The Critic's Chair series ended in March 2015.
This week on The Critic's Chair, Robert Johnson reviews pianist Angela Hewitt's latest offering, Fauré Piano Music, as well as the premiere recording of Finnish composer-conductor Esa-Pekka Salonen's Violin Concerto. You'll also get a taste of Shostakovich's Leningrad Symphony conducted by Vasily Petrenko, and the Stenhammar Quartet performing music by their namesake, Swedish composer Wilhelm Stenhammar.
STENHAMMAR: String Quartets Vol. 1 – String Quartet No 4 in A minor Op 25; Elegi & Intermezzo; String Quartet No 3 in F Op 18
(BIS SACD 1659)
STENAHMMAR: String Quartets Vol. 2 – String Quartet No 5 in C Op 29; String Quartet in F minor; String Quartet No 6 in D minor Op 35
(BIS SACD 2009)

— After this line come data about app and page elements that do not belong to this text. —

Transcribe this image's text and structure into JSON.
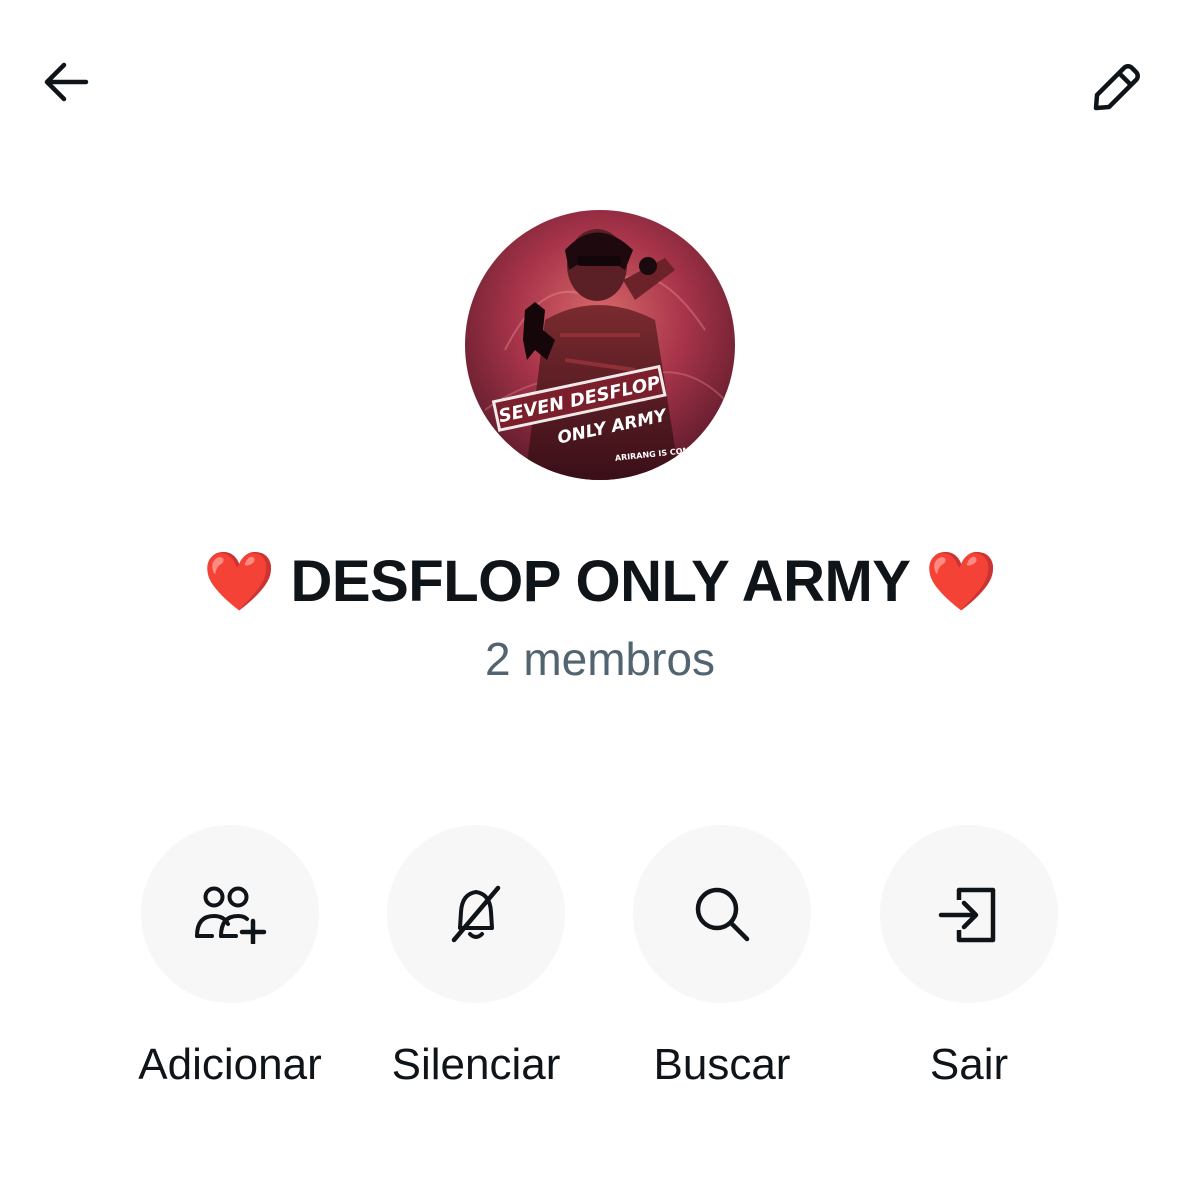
{
  "header": {
    "back_icon": "arrow-left-icon",
    "edit_icon": "pencil-icon"
  },
  "group": {
    "name": "❤️ DESFLOP ONLY ARMY ❤️",
    "members": "2 membros",
    "avatar": {
      "line1": "SEVEN DESFLOP",
      "line2": "ONLY ARMY",
      "line3": "ARIRANG IS COMING"
    }
  },
  "actions": [
    {
      "label": "Adicionar",
      "icon": "add-people-icon"
    },
    {
      "label": "Silenciar",
      "icon": "bell-off-icon"
    },
    {
      "label": "Buscar",
      "icon": "search-icon"
    },
    {
      "label": "Sair",
      "icon": "exit-icon"
    }
  ],
  "colors": {
    "text_primary": "#0f1419",
    "text_secondary": "#536471",
    "action_bg": "#f7f7f8"
  }
}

Stenhammar’s set of six quartets occupies a particularly important place in his life’s work, and they deserve to be much better known than they are outside of Sweden itself. Although there have been other recordings of these quartets, none matches the degree of commitment, virtuosity and musicianship shown by the Stenhammar Quartet. Highly recommended to anyone who’s interested in fine string quartet writing or superb quartet performance.
SALONEN: Violin Concerto; Nyx
Leila Josefowicz (vln), Finnish Radio SO / Esa-Pekka Salonen
(DG 479 0628)
Though he’s become better known as a conductor during his two decades as music director of the Los Angeles Philharmonic, Esa-Pekka Salonen has remained committed to composing. Written for Leila Josefowicz, his Grawemeyer Award winning Violin Concerto is a stunning work that deserves to be taken up by violinists throughout the world. It’s entirely modern in its language, yet somehow wonderfully approachable and engaging. There’s an exhilarating Stravinskian energy in the third movement, “Pulse II” – it must be incredibly exciting to watch as well as hear in live performance.
Fauré Piano Music
Angela Hewitt (pno)
(Hyperion CDA 67875)
Gabriel Fauré’s music for solo piano is one of the most impressive bodies of work for the instrument by any French composer. Fauré’s two lengthiest works for solo piano – Theme and Variations, and the Ballade – form twin pillars at either end of a very enjoyable recital of his piano music from the Canadian pianist Angela Hewitt. Fauré’s music seems particularly well suited to Hewitt’s art, with its delicate counterpoint and subtle harmonic shifts. You can hear in her playing a physical enjoyment of the fluid way that the composer passes his melodies from one hand to the other.
SHOSTAKOVICH: Symphony No 7 Op 60, Leningrad
Royal Liverpool Phil / Vasily Petrenko
There are few recorded performances of the Leningrad Symphony to match this one. The richly Russian sound Petrenko extracts from the Liverpool strings is particularly impressive, but all sections are on their mettle, and I don’t think I’ve ever heard this orchestra sound better. The build throughout the first movement is carefully controlled by Petrenko so that when he reaches the climax it has maximum effect. But it’s the care with which some of the quieter, less thickly scored passages are shaped and articulated that makes the huge climaxes of the work all the more shocking and effective. The engineering serves the performance well, allowing the fine detail to emerge while expanding to encompass the most massive climaxes.